An opera, first animated, now comes to the stage

"The Loathly Lady" title cardJohn Kindness

Wendy Steiner believes musical theater is more than just song and dance.

“Showboat,” she points out, examined racism in the Deep South. “West Side Story” illuminated gang violence.

“The great musicals have dealt with really serious issues,” says Steiner, Penn’s Richard L. Fisher Professor of English and founding director of the Penn Humanities Forum. “They have always been about gender issues and conflict between men and women. ... The thing about singing is, you can hear serious things in a very beautiful way.”

In that tradition comes Steiner’s new three-act musical piece, “The Loathly Lady,” which poses a pretty serious question of its own: What exactly do women want most?

On April 1, that question will be answered, as “The Loathly Lady” premieres at Irvine Auditorium as the gala finale of the Penn Humanities Forum 2008-09 tenth anniversary year. This one-night-only performance takes place at 7:30 p.m. and will be conducted by Gary Thor Wedow with music by Paul Richards and projected art by John Kindness. Steiner wrote the text of the opera.

Steiner based “The Loathly Lady” on Geoffrey Chaucer’s “The Wife of Bath’s Tale,” a medieval story of a cruel knight who is given a year and a day to find out what women want most. If he fails, he will be put to death. To save his skin, the knight seeks opinions from a variety of women.

“The [text] raises all these female and male chauvinist issues because there’s a lot of back-and-forth between the knight and these female characters,” says Steiner, an expert in contemporary literature, visual art and aesthetics. “I had been thinking in my own life, ‘What do I want?’ We’re doing a million different things, pursuing a million desires all at the same time.”

In her musical-opera, Steiner explores some of these desires by incorporating several famous literary characters into the knight’s quest, including Shakespeare’s Titania and Jane Austen’s Emma Woodhouse, author Virginia Woolf, psychoanalyst Sigmund Freud and magician Merlin—all of whom have definite opinions on what women most want.

A huge fan of opera and musical theater, Steiner decided to try her hand at penning her own after she taught “The Wife of Bath’s Tale” in an introductory English course at Penn on major poets.
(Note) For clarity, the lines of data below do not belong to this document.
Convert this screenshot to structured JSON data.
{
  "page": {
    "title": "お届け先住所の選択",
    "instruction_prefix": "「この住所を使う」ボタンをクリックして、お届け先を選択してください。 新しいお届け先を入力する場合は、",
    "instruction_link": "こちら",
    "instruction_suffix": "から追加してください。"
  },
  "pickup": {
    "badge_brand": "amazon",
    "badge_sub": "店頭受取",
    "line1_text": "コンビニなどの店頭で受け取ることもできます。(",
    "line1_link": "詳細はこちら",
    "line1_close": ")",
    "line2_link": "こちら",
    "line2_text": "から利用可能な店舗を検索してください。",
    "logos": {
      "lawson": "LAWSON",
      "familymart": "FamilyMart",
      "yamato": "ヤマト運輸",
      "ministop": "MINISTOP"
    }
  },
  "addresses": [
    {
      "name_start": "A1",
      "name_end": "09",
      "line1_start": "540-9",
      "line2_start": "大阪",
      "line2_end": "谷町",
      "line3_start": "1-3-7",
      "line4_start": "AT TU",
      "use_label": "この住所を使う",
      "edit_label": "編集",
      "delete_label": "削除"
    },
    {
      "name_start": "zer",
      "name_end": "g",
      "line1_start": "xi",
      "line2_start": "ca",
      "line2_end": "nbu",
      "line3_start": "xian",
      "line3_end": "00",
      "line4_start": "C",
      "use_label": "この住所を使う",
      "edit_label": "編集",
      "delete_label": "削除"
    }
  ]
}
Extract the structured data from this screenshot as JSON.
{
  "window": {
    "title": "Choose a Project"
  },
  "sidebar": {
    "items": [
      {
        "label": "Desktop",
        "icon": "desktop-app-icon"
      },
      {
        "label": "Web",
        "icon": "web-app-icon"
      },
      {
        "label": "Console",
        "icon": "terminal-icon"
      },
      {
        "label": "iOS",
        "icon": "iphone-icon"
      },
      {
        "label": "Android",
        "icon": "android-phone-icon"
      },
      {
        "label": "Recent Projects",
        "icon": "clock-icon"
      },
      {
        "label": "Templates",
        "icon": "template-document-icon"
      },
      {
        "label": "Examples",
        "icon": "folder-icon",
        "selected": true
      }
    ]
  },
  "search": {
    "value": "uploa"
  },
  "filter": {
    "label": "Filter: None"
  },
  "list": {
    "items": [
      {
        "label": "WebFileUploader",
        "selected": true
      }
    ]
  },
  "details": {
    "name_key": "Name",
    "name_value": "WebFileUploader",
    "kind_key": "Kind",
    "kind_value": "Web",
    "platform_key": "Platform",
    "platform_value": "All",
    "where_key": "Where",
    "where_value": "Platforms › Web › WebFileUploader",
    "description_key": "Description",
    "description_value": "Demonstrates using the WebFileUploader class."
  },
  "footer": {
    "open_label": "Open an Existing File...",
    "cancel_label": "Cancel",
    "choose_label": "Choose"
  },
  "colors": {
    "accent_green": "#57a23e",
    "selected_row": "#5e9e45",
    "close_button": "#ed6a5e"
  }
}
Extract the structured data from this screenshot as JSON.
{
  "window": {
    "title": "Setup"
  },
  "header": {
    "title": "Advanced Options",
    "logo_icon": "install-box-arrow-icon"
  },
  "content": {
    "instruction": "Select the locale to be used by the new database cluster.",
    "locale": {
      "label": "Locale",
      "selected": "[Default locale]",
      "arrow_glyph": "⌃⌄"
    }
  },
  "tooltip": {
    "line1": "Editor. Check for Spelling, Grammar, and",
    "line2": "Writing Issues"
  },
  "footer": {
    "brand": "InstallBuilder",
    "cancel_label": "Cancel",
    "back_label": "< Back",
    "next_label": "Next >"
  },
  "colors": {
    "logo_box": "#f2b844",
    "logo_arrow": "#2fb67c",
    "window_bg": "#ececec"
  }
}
Chaucer’s compelling and dramatic text, full of the supernatural, violence, desire and love, seemed like a natural fit for opera or musical theater.

“I hadn’t dealt with Chaucer since graduate school,” she says. “I found [The Wife of Bath’s Tale] unbelievable.”

After writing the libretto, Steiner connected with Paul Richards, associate professor of composition and theory at the University of Florida, who had composed work based on medieval music and was familiar with early-period figures of speech.

Steiner worked out a musical concept and passed the libretto to Richards, who took about a year to complete the music.

At the same time, Steiner approached artist John Kindness about creating illustrations to accompany the work. In 2006, the group released an animated version of “Lady” (available for viewing at www.english.upenn.edu/~wsteiner/loathlylady.htm).

When the group didn’t get funding for a full-length film, they turned their attention to the stage.

“We needed a stage production because we have all these nice projections,” says Steiner of Kindness’ work. “The musicians and singers and conductor just signed on for a one-night gig.”

The April 1 performance features soprano Julianne Baird as the Maiden/Elf Queen/Lady of Shalott/Loathly Lady, and baritone Thomas Meglioranza as the knight. The music will be performed by the ensembles Parthenia and Piffaro on a variety of early and modern instruments.

Steiner says the performance is a good fit for this year’s Penn Humanities Forum on “Change.”

Not only does the knight in Chaucer’s story transform from a convicted criminal into a man sensitive to women’s desires, but in Steiner’s version, characters and authors are transplanted from their natural literary environments to her libretto.

“It puts them in a new context. Do they stay the same or do they change?” Steiner muses. “There’s a sense of wonder when I read something that was written in 1400 [to see] what had changed since then and what has remained the same.”

For tickets and more information on the April 1 performance of “The Loathly Lady,” visit the Penn Humanities Forum website at http://humanities.sas.upenn.edu/index.shtml or call 215-573-8280.

Originally published March 26, 2009

Originally published on March 26, 2009